Wood Finishing Techniques and Advice
Written by Bob Flexner Monday, 15 July 2013 00:00
Through many years of teaching and writing about finishing, I’ve found myself repeating certain phrases — or what I call rules — over and over. They are rules because they are almost always true. Here are nine of my favorites.
Written by Greg Williams Monday, 17 June 2013 00:00
During the last three months, I’ve been exposed to a number of finishing scenarios that dealt with matching a color or, more broadly, matching a look.
Written by Bob Flexner Monday, 20 May 2013 00:00
Orange peel is the most universal defect in a sprayed finish. It is a bumpiness on the surface that resembles the skin of an orange, so hence the name.

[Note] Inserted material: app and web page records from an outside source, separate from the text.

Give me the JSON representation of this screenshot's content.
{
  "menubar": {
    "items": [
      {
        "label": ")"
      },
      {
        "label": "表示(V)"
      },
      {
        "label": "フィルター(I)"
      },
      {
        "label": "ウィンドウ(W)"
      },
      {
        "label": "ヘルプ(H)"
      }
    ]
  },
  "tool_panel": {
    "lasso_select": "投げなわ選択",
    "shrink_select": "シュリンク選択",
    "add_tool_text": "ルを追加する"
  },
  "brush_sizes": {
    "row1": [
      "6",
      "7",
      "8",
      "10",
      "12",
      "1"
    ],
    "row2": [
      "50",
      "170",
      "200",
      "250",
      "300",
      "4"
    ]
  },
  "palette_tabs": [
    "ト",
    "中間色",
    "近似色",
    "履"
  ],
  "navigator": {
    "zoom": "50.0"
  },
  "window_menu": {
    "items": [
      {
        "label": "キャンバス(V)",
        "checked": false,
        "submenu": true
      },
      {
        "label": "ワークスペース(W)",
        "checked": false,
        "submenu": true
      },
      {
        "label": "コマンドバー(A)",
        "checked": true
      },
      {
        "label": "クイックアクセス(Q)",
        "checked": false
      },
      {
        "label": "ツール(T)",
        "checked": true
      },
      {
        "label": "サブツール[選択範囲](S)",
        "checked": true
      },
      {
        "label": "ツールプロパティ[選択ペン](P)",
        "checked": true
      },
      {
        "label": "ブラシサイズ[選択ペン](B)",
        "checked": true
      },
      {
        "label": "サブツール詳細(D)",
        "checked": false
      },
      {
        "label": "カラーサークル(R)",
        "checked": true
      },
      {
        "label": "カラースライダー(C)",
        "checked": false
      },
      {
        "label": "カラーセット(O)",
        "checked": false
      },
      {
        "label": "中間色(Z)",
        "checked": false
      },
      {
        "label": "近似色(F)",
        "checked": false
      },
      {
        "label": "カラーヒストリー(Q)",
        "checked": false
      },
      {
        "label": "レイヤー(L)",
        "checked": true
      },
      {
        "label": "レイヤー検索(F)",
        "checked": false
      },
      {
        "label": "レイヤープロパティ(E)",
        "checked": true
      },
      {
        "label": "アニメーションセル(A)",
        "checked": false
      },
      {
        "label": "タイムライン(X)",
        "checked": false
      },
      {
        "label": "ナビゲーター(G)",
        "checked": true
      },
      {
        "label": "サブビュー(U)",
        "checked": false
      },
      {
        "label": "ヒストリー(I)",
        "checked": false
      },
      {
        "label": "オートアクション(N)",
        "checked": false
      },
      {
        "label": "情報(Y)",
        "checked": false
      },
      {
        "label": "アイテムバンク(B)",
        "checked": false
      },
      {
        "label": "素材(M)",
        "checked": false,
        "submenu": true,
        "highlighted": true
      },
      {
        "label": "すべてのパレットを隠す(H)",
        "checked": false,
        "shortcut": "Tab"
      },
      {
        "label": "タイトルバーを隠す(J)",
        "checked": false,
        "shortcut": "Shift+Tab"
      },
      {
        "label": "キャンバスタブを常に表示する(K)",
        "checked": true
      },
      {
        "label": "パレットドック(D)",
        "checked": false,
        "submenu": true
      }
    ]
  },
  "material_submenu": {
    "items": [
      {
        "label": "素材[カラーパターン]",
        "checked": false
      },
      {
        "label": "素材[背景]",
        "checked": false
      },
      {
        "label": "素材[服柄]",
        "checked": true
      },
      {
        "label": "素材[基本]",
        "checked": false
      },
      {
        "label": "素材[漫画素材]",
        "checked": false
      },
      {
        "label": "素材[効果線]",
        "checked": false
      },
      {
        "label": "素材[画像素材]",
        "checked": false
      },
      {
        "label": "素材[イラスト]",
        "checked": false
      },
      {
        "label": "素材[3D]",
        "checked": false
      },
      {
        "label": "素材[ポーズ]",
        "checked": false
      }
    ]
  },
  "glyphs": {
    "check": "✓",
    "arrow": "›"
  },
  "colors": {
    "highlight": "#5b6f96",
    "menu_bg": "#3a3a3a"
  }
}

Written by Greg Williams Monday, 15 April 2013 00:00
When I was first introduced to nitrocellulose lacquer and spray finishing, lacquer was commonly defined as an evaporative coating that did not significantly change over an extended period of time. It did not go through a chemical process giving it properties significantly better than existed when most or all of the solvents had left the film. Therefore, it could be dissolved in the same or similar solvents.
Written by Bob Flexner Monday, 18 March 2013 00:00
Years ago, I was teaching a class in someone else’s shop. We were spraying a table with lacquer on a humid day and the lacquer was blushing. So I reached for a can of lacquer retarder and added about the same amount I typically did in my shop.
Page 4 of 16